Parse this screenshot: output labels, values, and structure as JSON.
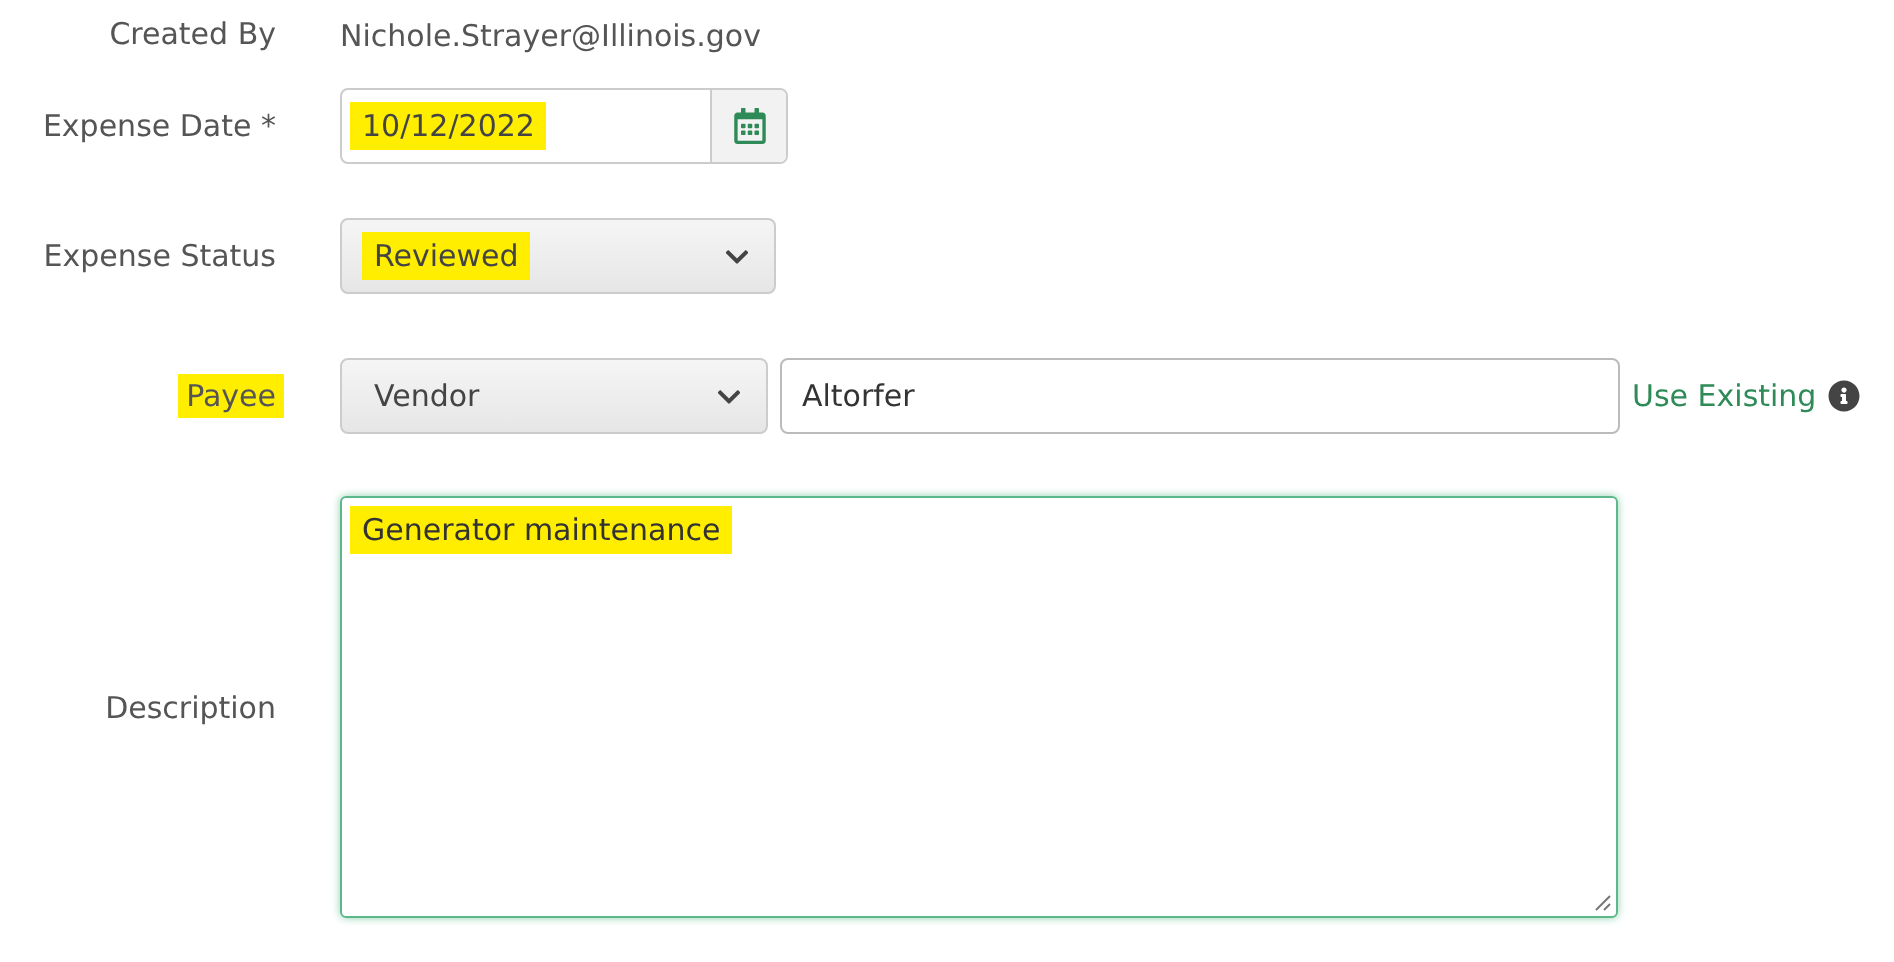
{
  "created_by": {
    "label": "Created By",
    "value": "Nichole.Strayer@Illinois.gov",
    "highlighted": false
  },
  "expense_date": {
    "label": "Expense Date *",
    "value": "10/12/2022",
    "highlighted": true,
    "label_highlighted": false
  },
  "expense_status": {
    "label": "Expense Status",
    "value": "Reviewed",
    "highlighted": true,
    "label_highlighted": false
  },
  "payee": {
    "label": "Payee",
    "label_highlighted": true,
    "type": "Vendor",
    "value": "Altorfer",
    "link": "Use Existing"
  },
  "description": {
    "label": "Description",
    "value": "Generator maintenance",
    "highlighted": true,
    "focused": true
  }
}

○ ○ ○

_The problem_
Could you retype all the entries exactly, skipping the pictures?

_Answer space_
Parse this screenshot: output labels, values, and structure as JSON.
{
  "created_by": {
    "label": "Created By",
    "value": "Nichole.Strayer@Illinois.gov",
    "highlighted": false
  },
  "expense_date": {
    "label": "Expense Date *",
    "value": "10/12/2022",
    "highlighted": true,
    "label_highlighted": false
  },
  "expense_status": {
    "label": "Expense Status",
    "value": "Reviewed",
    "highlighted": true,
    "label_highlighted": false
  },
  "payee": {
    "label": "Payee",
    "label_highlighted": true,
    "type": "Vendor",
    "value": "Altorfer",
    "link": "Use Existing"
  },
  "description": {
    "label": "Description",
    "value": "Generator maintenance",
    "highlighted": true,
    "focused": true
  }
}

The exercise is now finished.